I ducked out to the shops late tonight to pick up a few basics. They are open till midnight all over the city. I bought a tray of strawberries on impulse because they were there, and they were so cheap, and they looked delicious. You have to really commit when you buy strawberries here, as they come in kilo packs, and a kilo is a lot of berries. They cost about ten Egyptian pounds – about two Australian dollars for the kilo. I bought eggs, which also come in a much larger tray than Australia, and potatoes, and because the bag was getting heavy I decided to leave it at that.
Outside the shop was a small boy, with a makeshift trolley with old pram wheels. He looked about seven in the light outside Saudi’s Market. Then I walked into the dark and he fell into step beside me.
Now I could write the Arabic and the translation, but I think it will be easier to read if you know that he spoke in Arabic, and I will write it in English.
“No thank you.”
“Very Cheap – only twenty pounds a kilo?”
“No thank you.”
“OK. Ten pounds a kilo?”
“No thank you.” However, I was now kicking myself for not buying from him as his were much fresher than the supermarkets, and he was down to the same price. He had only two packs left on his little trolley, though there had obviously been more.
In some desperation now he picked up both packs and offered them to me. “Two for ten pounds?”
This was really cheap – two kilos for about two dollars, and really big and perfect berries. Only the “What on earth would I do with three kilos of berries?” question was stopping me from buying them. I go to Kuwait and Abu Dhabi and Dubai in three days and I am BUSY! No time for jam making. No jars either – you never have them when you have just moved.

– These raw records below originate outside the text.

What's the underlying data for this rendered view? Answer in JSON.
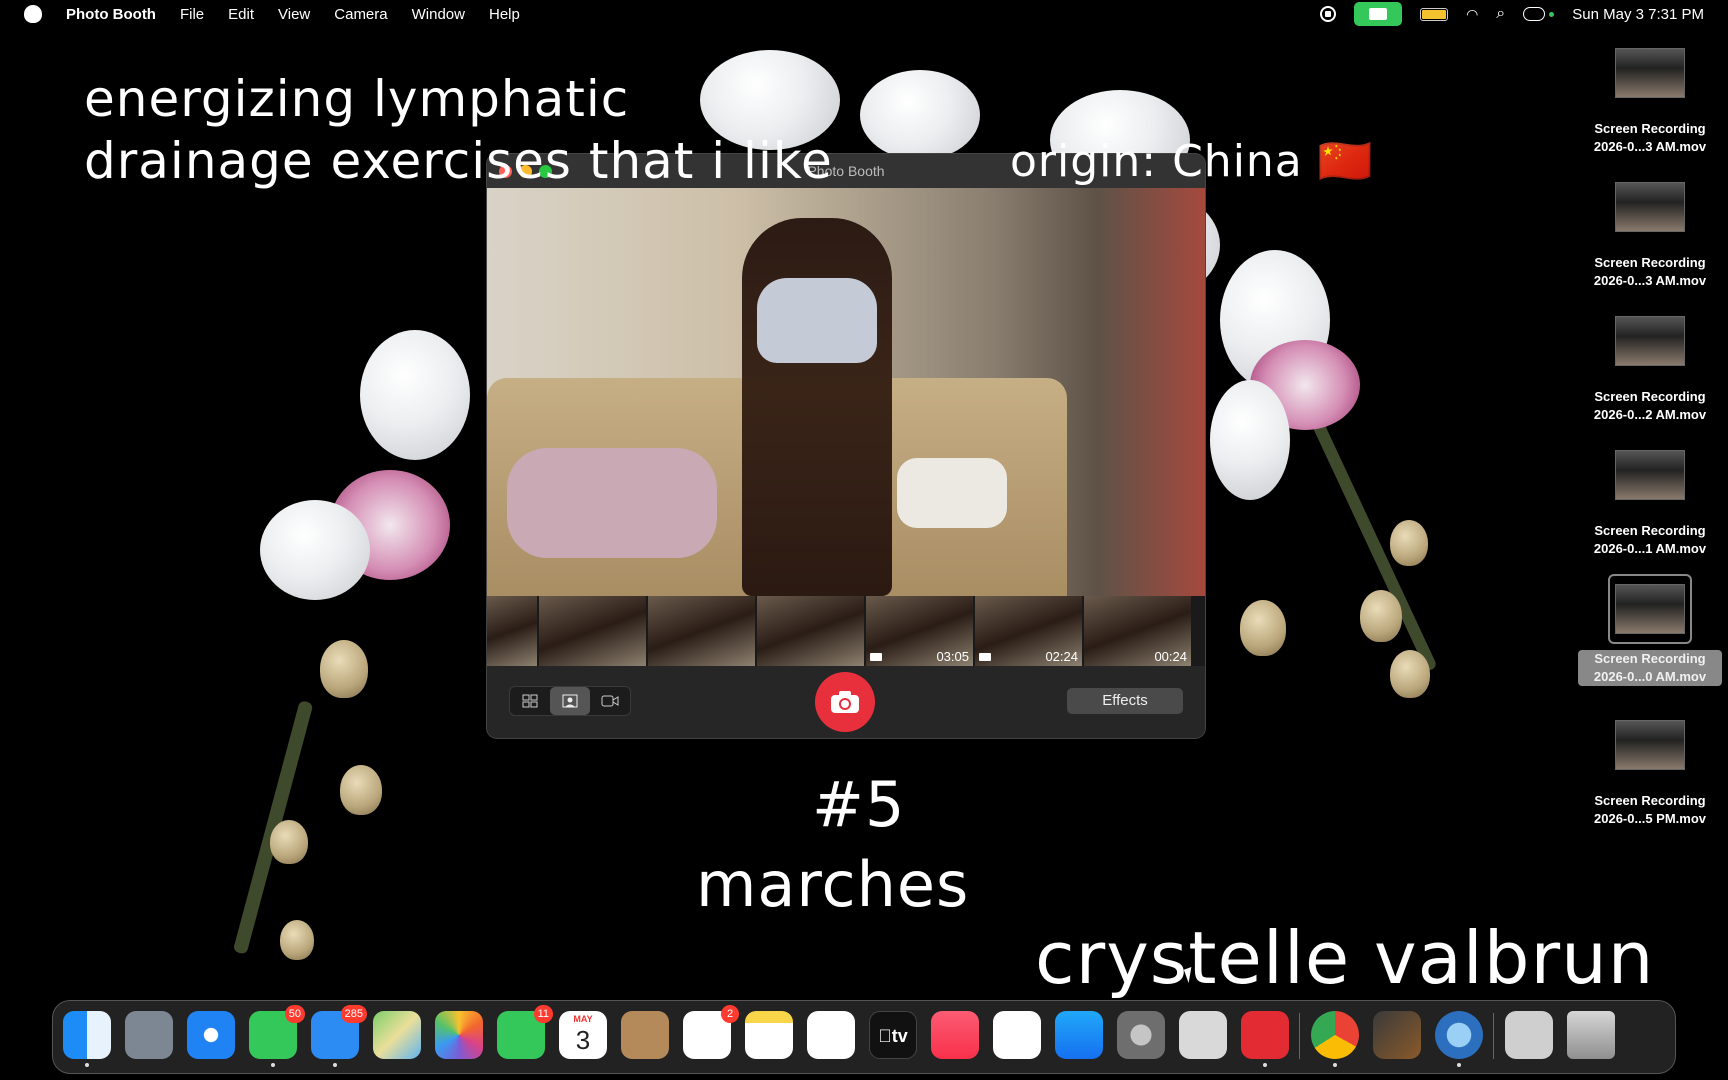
{
  "menubar": {
    "app_name": "Photo Booth",
    "menus": [
      "File",
      "Edit",
      "View",
      "Camera",
      "Window",
      "Help"
    ],
    "clock": "Sun May 3  7:31 PM"
  },
  "overlay": {
    "title_line1": "energizing lymphatic",
    "title_line2": "drainage exercises that i like",
    "origin": "origin: China 🇨🇳",
    "number": "#5",
    "exercise": "marches",
    "author": "crystelle valbrun"
  },
  "photobooth": {
    "window_title": "Photo Booth",
    "thumbnails": [
      {
        "duration": ""
      },
      {
        "duration": ""
      },
      {
        "duration": ""
      },
      {
        "duration": ""
      },
      {
        "duration": "03:05"
      },
      {
        "duration": "02:24"
      },
      {
        "duration": "00:24"
      }
    ],
    "effects_label": "Effects"
  },
  "desktop_files": [
    {
      "line1": "Screen Recording",
      "line2": "2026-0...3 AM.mov",
      "selected": false
    },
    {
      "line1": "Screen Recording",
      "line2": "2026-0...3 AM.mov",
      "selected": false
    },
    {
      "line1": "Screen Recording",
      "line2": "2026-0...2 AM.mov",
      "selected": false
    },
    {
      "line1": "Screen Recording",
      "line2": "2026-0...1 AM.mov",
      "selected": false
    },
    {
      "line1": "Screen Recording",
      "line2": "2026-0...0 AM.mov",
      "selected": true
    },
    {
      "line1": "Screen Recording",
      "line2": "2026-0...5 PM.mov",
      "selected": false
    }
  ],
  "dock": {
    "messages_badge": "50",
    "mail_badge": "285",
    "facetime_badge": "11",
    "reminders_badge": "2",
    "calendar_month": "MAY",
    "calendar_day": "3",
    "tv_label": "tv"
  },
  "colors": {
    "accent_green": "#34c759",
    "shutter_red": "#e8303c",
    "badge_red": "#ff3b30"
  }
}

Then he moved into a patch of moonlight and looked straight up at me. His face looked small and thin, and I thought that though he was working at ten at night, he was younger than my youngest grandchild, who would, at this time, be tucked up and sound asleep.
I bought the berries. I would have bought ten packs. I also gave him five pounds for himself. Tucked into those two words was the fact that he couldn’t go home until they were sold, that he was little and underdressed for a night that was rapidly cooling, and that he had probably been walking all day with wealthy Egyptians and foreigners like me brushing him off as a nuisance.
I gave Bob fresh strawberry juice, and the rest will be blended and frozen. I buzzed them with the juice of a lemon, a little sugar, a good shot of Cointreau and the juice of one of the really luscious navel oranges around at the moment. I half filled a glass with this and an ice cube or two then topped it up with soda. It was absolutely delicious.
Just because I can’t resist, I am sending a few photos from the old Medina in Tripoli, in Libya. I still can’t believe I have been there. If you think I am peppering you with too many pictures you are wrong. I am showing unbelievable restraint. I took three hundred pictures in five days. Trying to decide what to send is so difficult.
I love getting comments on this blog – so thank you to my regulars who leave a comment. I can’t answer them directly – it bounces – but it is always lovely to know that I am sending this to real people who actually read it. And – for my good friend who told me to ‘ease up on the foodie stuff as I keep dribbling on the computer keyboard’ – well – enjoy the strawberry juice. I have saved you from the hotel breakfast buffet.
From the sublime...
Wedding carts are used to take the bride to the ceremony - or even just to take a tourist along the waterfront. They are bright with plastic flowers, and some are really elegant, fit for Cinderella.
...to the ridiculous
A more sombre cart, with lovely silver pieces
From the copper souq
These are intended to be seen from below - they are tops for Minarets made in copper. I have always thought of them as a crescent, and it is interesting to see that in Libya at least, they are a circle, much narrower at the top.
I liked the way the green in the wall echoed the verdigris on the copper. I think this is one of my favourite photographs.
Broken tiles on an old building